> What to produce
Produce a character-for-character copy of the data below.

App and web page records
Start of Block

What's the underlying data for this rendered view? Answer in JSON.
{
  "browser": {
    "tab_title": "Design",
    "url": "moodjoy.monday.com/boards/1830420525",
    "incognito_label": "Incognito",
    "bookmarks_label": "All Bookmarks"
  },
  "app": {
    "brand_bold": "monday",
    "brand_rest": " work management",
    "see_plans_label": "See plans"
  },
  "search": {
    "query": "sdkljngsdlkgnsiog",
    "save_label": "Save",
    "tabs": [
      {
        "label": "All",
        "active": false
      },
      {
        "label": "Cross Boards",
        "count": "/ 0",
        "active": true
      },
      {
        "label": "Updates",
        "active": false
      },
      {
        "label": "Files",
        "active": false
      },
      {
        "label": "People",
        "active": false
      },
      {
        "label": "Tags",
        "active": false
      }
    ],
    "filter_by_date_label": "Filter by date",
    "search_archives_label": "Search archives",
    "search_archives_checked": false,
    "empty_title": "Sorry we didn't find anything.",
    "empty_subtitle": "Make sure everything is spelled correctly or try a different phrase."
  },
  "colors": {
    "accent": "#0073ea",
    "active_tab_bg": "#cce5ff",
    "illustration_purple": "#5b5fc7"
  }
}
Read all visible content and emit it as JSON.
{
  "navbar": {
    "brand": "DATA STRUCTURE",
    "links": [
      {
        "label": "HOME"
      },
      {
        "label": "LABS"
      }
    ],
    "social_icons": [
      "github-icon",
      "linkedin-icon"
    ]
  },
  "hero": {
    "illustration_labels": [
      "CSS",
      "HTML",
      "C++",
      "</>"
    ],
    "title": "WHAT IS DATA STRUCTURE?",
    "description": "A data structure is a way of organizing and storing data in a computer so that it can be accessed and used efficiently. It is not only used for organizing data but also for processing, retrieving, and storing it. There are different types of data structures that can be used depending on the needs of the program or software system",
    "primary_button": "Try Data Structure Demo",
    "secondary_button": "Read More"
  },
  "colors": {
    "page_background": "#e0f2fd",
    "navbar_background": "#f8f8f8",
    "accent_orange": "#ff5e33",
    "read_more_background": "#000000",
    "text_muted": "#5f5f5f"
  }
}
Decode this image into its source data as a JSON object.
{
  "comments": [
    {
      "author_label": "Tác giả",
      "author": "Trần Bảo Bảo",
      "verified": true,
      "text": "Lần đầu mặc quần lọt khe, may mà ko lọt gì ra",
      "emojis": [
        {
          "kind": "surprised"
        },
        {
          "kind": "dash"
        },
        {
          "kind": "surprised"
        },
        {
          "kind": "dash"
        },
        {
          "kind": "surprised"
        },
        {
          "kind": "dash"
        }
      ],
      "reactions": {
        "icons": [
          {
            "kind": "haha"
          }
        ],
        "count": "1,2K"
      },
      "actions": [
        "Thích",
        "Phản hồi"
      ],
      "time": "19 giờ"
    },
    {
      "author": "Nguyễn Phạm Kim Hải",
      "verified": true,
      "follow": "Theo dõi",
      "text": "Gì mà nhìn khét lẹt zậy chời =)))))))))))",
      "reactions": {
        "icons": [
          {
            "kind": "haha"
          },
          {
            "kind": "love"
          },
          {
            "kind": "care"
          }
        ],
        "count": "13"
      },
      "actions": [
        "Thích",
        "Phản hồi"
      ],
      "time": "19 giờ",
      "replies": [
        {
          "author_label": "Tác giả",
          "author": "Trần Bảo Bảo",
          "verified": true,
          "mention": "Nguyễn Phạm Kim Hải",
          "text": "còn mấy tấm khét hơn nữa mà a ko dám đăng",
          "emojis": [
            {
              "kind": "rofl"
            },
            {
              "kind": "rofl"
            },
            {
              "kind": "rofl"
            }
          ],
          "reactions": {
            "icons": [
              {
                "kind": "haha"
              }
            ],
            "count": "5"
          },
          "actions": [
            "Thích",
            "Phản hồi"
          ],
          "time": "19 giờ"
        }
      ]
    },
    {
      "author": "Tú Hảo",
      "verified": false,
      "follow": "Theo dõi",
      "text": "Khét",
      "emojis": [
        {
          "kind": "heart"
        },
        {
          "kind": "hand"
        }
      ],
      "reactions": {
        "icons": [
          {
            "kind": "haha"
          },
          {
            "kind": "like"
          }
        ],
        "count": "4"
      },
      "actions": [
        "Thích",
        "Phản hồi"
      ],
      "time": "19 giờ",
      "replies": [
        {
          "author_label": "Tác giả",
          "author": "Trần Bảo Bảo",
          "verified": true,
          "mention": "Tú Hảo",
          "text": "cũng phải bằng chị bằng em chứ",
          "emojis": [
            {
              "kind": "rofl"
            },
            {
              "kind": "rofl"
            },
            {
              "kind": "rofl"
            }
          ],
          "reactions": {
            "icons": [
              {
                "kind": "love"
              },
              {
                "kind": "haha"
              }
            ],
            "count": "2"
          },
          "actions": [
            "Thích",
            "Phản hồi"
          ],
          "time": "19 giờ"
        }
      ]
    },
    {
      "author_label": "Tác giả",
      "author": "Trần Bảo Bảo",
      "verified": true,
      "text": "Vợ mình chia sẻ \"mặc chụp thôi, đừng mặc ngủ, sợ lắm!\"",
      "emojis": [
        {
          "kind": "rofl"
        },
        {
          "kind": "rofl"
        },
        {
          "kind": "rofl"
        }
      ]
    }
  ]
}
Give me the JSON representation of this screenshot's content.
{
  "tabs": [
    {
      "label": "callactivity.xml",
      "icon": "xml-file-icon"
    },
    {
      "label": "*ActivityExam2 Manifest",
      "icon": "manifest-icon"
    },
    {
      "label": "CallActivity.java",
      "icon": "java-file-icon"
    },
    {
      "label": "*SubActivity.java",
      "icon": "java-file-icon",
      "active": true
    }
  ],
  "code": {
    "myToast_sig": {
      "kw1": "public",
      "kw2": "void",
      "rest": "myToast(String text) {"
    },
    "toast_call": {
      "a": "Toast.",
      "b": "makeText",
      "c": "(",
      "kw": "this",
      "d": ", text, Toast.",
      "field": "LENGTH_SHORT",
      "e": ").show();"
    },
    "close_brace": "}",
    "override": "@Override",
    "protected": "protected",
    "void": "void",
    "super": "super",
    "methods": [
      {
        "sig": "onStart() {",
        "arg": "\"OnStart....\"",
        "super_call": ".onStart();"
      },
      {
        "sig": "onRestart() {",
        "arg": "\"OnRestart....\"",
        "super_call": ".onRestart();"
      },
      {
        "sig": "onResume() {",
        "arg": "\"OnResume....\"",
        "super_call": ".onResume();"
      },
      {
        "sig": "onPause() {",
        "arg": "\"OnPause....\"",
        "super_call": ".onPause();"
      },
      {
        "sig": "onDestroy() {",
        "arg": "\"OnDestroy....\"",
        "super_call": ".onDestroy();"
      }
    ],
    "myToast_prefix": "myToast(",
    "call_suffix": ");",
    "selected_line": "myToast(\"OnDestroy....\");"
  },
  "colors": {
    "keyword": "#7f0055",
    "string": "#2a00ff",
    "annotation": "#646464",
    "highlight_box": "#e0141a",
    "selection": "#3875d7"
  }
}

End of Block

> Task output
What's the underlying data for this rendered view? Answer in JSON.
{
  "browser": {
    "tab_title": "Design",
    "url": "moodjoy.monday.com/boards/1830420525",
    "incognito_label": "Incognito",
    "bookmarks_label": "All Bookmarks"
  },
  "app": {
    "brand_bold": "monday",
    "brand_rest": " work management",
    "see_plans_label": "See plans"
  },
  "search": {
    "query": "sdkljngsdlkgnsiog",
    "save_label": "Save",
    "tabs": [
      {
        "label": "All",
        "active": false
      },
      {
        "label": "Cross Boards",
        "count": "/ 0",
        "active": true
      },
      {
        "label": "Updates",
        "active": false
      },
      {
        "label": "Files",
        "active": false
      },
      {
        "label": "People",
        "active": false
      },
      {
        "label": "Tags",
        "active": false
      }
    ],
    "filter_by_date_label": "Filter by date",
    "search_archives_label": "Search archives",
    "search_archives_checked": false,
    "empty_title": "Sorry we didn't find anything.",
    "empty_subtitle": "Make sure everything is spelled correctly or try a different phrase."
  },
  "colors": {
    "accent": "#0073ea",
    "active_tab_bg": "#cce5ff",
    "illustration_purple": "#5b5fc7"
  }
}
Read all visible content and emit it as JSON.
{
  "navbar": {
    "brand": "DATA STRUCTURE",
    "links": [
      {
        "label": "HOME"
      },
      {
        "label": "LABS"
      }
    ],
    "social_icons": [
      "github-icon",
      "linkedin-icon"
    ]
  },
  "hero": {
    "illustration_labels": [
      "CSS",
      "HTML",
      "C++",
      "</>"
    ],
    "title": "WHAT IS DATA STRUCTURE?",
    "description": "A data structure is a way of organizing and storing data in a computer so that it can be accessed and used efficiently. It is not only used for organizing data but also for processing, retrieving, and storing it. There are different types of data structures that can be used depending on the needs of the program or software system",
    "primary_button": "Try Data Structure Demo",
    "secondary_button": "Read More"
  },
  "colors": {
    "page_background": "#e0f2fd",
    "navbar_background": "#f8f8f8",
    "accent_orange": "#ff5e33",
    "read_more_background": "#000000",
    "text_muted": "#5f5f5f"
  }
}
Decode this image into its source data as a JSON object.
{
  "comments": [
    {
      "author_label": "Tác giả",
      "author": "Trần Bảo Bảo",
      "verified": true,
      "text": "Lần đầu mặc quần lọt khe, may mà ko lọt gì ra",
      "emojis": [
        {
          "kind": "surprised"
        },
        {
          "kind": "dash"
        },
        {
          "kind": "surprised"
        },
        {
          "kind": "dash"
        },
        {
          "kind": "surprised"
        },
        {
          "kind": "dash"
        }
      ],
      "reactions": {
        "icons": [
          {
            "kind": "haha"
          }
        ],
        "count": "1,2K"
      },
      "actions": [
        "Thích",
        "Phản hồi"
      ],
      "time": "19 giờ"
    },
    {
      "author": "Nguyễn Phạm Kim Hải",
      "verified": true,
      "follow": "Theo dõi",
      "text": "Gì mà nhìn khét lẹt zậy chời =)))))))))))",
      "reactions": {
        "icons": [
          {
            "kind": "haha"
          },
          {
            "kind": "love"
          },
          {
            "kind": "care"
          }
        ],
        "count": "13"
      },
      "actions": [
        "Thích",
        "Phản hồi"
      ],
      "time": "19 giờ",
      "replies": [
        {
          "author_label": "Tác giả",
          "author": "Trần Bảo Bảo",
          "verified": true,
          "mention": "Nguyễn Phạm Kim Hải",
          "text": "còn mấy tấm khét hơn nữa mà a ko dám đăng",
          "emojis": [
            {
              "kind": "rofl"
            },
            {
              "kind": "rofl"
            },
            {
              "kind": "rofl"
            }
          ],
          "reactions": {
            "icons": [
              {
                "kind": "haha"
              }
            ],
            "count": "5"
          },
          "actions": [
            "Thích",
            "Phản hồi"
          ],
          "time": "19 giờ"
        }
      ]
    },
    {
      "author": "Tú Hảo",
      "verified": false,
      "follow": "Theo dõi",
      "text": "Khét",
      "emojis": [
        {
          "kind": "heart"
        },
        {
          "kind": "hand"
        }
      ],
      "reactions": {
        "icons": [
          {
            "kind": "haha"
          },
          {
            "kind": "like"
          }
        ],
        "count": "4"
      },
      "actions": [
        "Thích",
        "Phản hồi"
      ],
      "time": "19 giờ",
      "replies": [
        {
          "author_label": "Tác giả",
          "author": "Trần Bảo Bảo",
          "verified": true,
          "mention": "Tú Hảo",
          "text": "cũng phải bằng chị bằng em chứ",
          "emojis": [
            {
              "kind": "rofl"
            },
            {
              "kind": "rofl"
            },
            {
              "kind": "rofl"
            }
          ],
          "reactions": {
            "icons": [
              {
                "kind": "love"
              },
              {
                "kind": "haha"
              }
            ],
            "count": "2"
          },
          "actions": [
            "Thích",
            "Phản hồi"
          ],
          "time": "19 giờ"
        }
      ]
    },
    {
      "author_label": "Tác giả",
      "author": "Trần Bảo Bảo",
      "verified": true,
      "text": "Vợ mình chia sẻ \"mặc chụp thôi, đừng mặc ngủ, sợ lắm!\"",
      "emojis": [
        {
          "kind": "rofl"
        },
        {
          "kind": "rofl"
        },
        {
          "kind": "rofl"
        }
      ]
    }
  ]
}
Give me the JSON representation of this screenshot's content.
{
  "tabs": [
    {
      "label": "callactivity.xml",
      "icon": "xml-file-icon"
    },
    {
      "label": "*ActivityExam2 Manifest",
      "icon": "manifest-icon"
    },
    {
      "label": "CallActivity.java",
      "icon": "java-file-icon"
    },
    {
      "label": "*SubActivity.java",
      "icon": "java-file-icon",
      "active": true
    }
  ],
  "code": {
    "myToast_sig": {
      "kw1": "public",
      "kw2": "void",
      "rest": "myToast(String text) {"
    },
    "toast_call": {
      "a": "Toast.",
      "b": "makeText",
      "c": "(",
      "kw": "this",
      "d": ", text, Toast.",
      "field": "LENGTH_SHORT",
      "e": ").show();"
    },
    "close_brace": "}",
    "override": "@Override",
    "protected": "protected",
    "void": "void",
    "super": "super",
    "methods": [
      {
        "sig": "onStart() {",
        "arg": "\"OnStart....\"",
        "super_call": ".onStart();"
      },
      {
        "sig": "onRestart() {",
        "arg": "\"OnRestart....\"",
        "super_call": ".onRestart();"
      },
      {
        "sig": "onResume() {",
        "arg": "\"OnResume....\"",
        "super_call": ".onResume();"
      },
      {
        "sig": "onPause() {",
        "arg": "\"OnPause....\"",
        "super_call": ".onPause();"
      },
      {
        "sig": "onDestroy() {",
        "arg": "\"OnDestroy....\"",
        "super_call": ".onDestroy();"
      }
    ],
    "myToast_prefix": "myToast(",
    "call_suffix": ");",
    "selected_line": "myToast(\"OnDestroy....\");"
  },
  "colors": {
    "keyword": "#7f0055",
    "string": "#2a00ff",
    "annotation": "#646464",
    "highlight_box": "#e0141a",
    "selection": "#3875d7"
  }
}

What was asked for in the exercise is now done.